This recorded webinar with Ruth L. Fischbach Ph.D. explores how parents and scientists differ – or agree – on important topics including the causes of autism, genetic testing, and stigma.
Research process and autism
Comedian Jerry Seinfeld stepped into a minefield when he diagnosed himself as being on the autism spectrum – "on a very drawn out scale." He complained of problems with social engagement and understanding figures of speech. Were these faint whispers of autism he described similar to the Broad Autism Phenotype?
Raphael Bernier wanted to help people with their day-to-day lives. Could he do that from an autism research lab?
The headline was, as headlines should be, attention-grabbing: "UC Davis Autism Study: Early Intervention Helped 86% of Toddlers." But what did that really mean?
Why is long-term research so important in autism? How do scientists find out how individuals with autism change and progress through the years?
There is a severe shortage of brain tissue for research. Because it has been so difficult for researchers to procure brain tissue without advance registration, It Takes Brains seeks to make the public aware of the promise of brain research and the critical need for people to register to donate brain tissue.
Dr. Wendy Chung, director of clinical research at the Simons Foundation Autism Research Initiative, presented What We Know About Autism at a TED2014 conference. Listen to what she had to say.
People with autism and their families often wonder how they can help speed up research on the treatment of autism. The best way people can contribute is by participating in scientific research. Learn how.

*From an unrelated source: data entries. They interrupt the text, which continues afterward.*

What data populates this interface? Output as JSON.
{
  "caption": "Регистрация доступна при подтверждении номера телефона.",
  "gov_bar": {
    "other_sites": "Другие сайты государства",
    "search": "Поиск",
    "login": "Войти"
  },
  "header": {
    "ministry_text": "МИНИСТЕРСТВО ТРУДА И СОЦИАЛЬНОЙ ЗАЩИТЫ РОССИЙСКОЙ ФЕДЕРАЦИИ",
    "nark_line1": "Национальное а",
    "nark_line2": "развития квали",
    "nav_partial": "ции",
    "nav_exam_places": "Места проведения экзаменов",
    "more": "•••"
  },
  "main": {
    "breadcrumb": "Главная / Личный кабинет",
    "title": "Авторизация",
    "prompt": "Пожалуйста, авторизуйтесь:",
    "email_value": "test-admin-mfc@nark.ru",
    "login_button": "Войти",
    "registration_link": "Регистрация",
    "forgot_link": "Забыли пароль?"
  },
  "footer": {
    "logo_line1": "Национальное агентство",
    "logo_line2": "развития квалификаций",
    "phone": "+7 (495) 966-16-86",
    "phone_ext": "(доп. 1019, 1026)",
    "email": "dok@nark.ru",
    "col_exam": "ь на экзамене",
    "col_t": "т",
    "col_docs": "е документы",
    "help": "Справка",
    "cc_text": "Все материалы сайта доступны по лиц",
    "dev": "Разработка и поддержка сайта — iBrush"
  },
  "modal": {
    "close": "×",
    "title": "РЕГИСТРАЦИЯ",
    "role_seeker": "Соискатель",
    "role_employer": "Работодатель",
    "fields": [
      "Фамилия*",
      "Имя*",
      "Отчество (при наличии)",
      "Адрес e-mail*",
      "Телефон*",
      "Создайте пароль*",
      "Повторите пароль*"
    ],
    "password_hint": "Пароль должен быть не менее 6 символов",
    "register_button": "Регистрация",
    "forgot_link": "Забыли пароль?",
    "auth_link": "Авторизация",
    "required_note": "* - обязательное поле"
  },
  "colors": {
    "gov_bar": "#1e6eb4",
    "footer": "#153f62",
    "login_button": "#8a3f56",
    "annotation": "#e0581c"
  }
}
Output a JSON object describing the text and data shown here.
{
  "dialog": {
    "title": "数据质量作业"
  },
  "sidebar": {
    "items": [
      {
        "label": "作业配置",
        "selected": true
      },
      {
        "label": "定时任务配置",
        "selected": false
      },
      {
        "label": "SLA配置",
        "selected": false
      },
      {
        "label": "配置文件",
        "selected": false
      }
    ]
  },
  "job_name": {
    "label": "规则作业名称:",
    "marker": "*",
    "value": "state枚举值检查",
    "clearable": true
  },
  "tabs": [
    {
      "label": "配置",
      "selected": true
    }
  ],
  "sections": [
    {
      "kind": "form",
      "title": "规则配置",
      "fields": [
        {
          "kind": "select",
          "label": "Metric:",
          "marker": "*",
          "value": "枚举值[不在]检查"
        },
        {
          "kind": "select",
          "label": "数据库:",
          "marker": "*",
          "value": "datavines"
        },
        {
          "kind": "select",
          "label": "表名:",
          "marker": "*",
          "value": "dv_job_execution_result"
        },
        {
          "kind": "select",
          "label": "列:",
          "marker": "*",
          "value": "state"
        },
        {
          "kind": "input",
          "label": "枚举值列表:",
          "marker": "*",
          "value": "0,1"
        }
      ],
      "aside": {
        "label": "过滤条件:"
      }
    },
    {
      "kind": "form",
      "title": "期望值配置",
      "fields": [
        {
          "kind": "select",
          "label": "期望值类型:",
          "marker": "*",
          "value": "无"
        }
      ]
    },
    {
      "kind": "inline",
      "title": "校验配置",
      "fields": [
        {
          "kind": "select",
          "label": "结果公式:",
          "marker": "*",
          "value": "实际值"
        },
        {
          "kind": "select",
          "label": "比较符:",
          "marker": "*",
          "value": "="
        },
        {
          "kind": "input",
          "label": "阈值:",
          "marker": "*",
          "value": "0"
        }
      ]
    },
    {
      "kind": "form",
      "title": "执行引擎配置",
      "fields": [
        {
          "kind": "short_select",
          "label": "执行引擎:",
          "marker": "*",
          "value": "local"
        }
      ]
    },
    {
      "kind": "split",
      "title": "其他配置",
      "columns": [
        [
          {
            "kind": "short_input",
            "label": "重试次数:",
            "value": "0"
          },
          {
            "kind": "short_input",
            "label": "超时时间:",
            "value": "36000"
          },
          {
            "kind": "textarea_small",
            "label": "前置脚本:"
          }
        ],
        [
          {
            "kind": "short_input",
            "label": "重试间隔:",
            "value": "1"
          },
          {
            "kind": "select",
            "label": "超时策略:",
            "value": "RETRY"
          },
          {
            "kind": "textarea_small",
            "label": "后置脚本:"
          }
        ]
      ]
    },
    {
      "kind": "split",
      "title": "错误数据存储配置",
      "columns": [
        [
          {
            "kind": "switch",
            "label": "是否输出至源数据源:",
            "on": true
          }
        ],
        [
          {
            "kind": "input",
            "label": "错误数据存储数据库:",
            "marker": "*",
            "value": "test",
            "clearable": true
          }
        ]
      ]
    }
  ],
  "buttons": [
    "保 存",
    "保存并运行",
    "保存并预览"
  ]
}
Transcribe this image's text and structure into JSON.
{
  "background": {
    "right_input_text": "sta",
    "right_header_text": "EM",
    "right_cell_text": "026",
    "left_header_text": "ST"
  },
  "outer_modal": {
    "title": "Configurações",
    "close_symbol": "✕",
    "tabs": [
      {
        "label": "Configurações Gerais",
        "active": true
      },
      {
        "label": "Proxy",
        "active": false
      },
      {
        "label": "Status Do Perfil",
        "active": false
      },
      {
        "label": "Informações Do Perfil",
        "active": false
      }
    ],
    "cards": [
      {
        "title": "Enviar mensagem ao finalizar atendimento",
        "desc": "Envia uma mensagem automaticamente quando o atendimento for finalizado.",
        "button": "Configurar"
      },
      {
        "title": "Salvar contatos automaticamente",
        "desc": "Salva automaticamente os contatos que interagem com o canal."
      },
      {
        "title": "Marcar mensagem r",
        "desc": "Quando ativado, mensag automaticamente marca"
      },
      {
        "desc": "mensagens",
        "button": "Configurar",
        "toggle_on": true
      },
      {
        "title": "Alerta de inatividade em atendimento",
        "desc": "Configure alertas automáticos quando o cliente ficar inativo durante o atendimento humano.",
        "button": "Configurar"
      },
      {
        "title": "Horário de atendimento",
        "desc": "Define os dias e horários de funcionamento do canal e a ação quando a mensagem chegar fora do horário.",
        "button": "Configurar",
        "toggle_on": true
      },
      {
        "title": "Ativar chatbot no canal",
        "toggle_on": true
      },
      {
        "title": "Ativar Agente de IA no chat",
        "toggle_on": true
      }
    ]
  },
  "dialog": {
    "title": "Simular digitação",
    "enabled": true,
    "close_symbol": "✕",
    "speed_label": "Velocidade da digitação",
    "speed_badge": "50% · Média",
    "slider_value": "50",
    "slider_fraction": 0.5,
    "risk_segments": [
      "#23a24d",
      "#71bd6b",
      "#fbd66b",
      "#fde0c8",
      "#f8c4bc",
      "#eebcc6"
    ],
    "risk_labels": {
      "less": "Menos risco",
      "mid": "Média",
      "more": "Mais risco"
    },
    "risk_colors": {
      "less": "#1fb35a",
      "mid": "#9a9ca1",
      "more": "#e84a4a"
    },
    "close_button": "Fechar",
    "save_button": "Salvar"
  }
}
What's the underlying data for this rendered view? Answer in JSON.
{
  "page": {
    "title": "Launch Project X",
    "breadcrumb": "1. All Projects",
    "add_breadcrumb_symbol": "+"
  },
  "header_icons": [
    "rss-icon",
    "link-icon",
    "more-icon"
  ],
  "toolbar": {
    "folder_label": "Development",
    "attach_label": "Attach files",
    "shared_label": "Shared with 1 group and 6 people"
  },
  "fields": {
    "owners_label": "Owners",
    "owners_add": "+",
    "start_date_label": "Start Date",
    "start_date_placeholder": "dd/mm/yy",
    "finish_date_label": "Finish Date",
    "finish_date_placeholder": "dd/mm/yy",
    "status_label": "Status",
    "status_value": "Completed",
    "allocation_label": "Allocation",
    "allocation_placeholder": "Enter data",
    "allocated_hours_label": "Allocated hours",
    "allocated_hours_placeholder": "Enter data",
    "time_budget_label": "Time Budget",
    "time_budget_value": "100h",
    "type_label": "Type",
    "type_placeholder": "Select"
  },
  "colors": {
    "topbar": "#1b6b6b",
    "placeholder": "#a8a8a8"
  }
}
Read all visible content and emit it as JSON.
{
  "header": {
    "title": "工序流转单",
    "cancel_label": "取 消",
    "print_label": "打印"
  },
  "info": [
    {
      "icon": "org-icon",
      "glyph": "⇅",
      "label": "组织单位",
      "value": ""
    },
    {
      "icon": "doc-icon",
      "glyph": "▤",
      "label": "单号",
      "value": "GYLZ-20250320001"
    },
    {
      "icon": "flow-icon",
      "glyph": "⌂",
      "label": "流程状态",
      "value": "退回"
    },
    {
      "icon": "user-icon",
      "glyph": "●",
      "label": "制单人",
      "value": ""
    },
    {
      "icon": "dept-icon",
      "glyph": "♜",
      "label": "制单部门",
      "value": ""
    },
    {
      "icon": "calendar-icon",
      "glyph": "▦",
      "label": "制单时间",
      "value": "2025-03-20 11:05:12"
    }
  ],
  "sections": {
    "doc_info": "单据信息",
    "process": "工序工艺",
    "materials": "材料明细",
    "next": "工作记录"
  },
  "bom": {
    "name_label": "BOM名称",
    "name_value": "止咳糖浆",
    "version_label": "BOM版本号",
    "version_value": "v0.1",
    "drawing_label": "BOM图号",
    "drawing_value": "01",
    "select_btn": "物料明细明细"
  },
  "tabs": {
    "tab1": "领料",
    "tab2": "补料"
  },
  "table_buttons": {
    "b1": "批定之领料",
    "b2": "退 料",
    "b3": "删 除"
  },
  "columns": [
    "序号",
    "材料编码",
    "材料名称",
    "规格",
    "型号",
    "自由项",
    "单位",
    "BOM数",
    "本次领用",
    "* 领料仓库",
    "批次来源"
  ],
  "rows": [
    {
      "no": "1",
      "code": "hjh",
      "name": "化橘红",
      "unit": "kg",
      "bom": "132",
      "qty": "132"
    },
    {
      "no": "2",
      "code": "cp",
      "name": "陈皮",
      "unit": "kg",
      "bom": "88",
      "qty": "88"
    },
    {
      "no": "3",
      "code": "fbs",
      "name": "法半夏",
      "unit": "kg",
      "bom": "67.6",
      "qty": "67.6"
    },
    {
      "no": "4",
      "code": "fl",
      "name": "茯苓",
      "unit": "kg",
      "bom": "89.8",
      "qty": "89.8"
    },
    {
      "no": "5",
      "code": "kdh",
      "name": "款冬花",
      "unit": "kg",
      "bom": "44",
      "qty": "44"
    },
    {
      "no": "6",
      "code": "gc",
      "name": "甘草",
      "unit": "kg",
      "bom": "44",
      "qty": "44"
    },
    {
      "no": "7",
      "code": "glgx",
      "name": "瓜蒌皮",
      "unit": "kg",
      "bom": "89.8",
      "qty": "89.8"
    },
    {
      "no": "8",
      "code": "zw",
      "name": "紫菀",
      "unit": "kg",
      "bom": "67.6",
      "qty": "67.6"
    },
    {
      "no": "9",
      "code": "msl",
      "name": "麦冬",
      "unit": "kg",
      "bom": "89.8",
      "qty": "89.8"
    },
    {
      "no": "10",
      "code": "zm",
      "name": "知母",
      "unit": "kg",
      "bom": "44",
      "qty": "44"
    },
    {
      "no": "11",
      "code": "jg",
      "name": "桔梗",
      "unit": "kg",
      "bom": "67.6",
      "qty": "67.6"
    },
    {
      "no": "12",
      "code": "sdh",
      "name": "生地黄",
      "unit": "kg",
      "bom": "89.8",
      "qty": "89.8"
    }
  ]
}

Noted autism researcher Dr. Wendy Chung responds to frequently asked questions about autism spectrum disorder and the state of autism science research. Dr. Chung gave a recent TED talk on autism.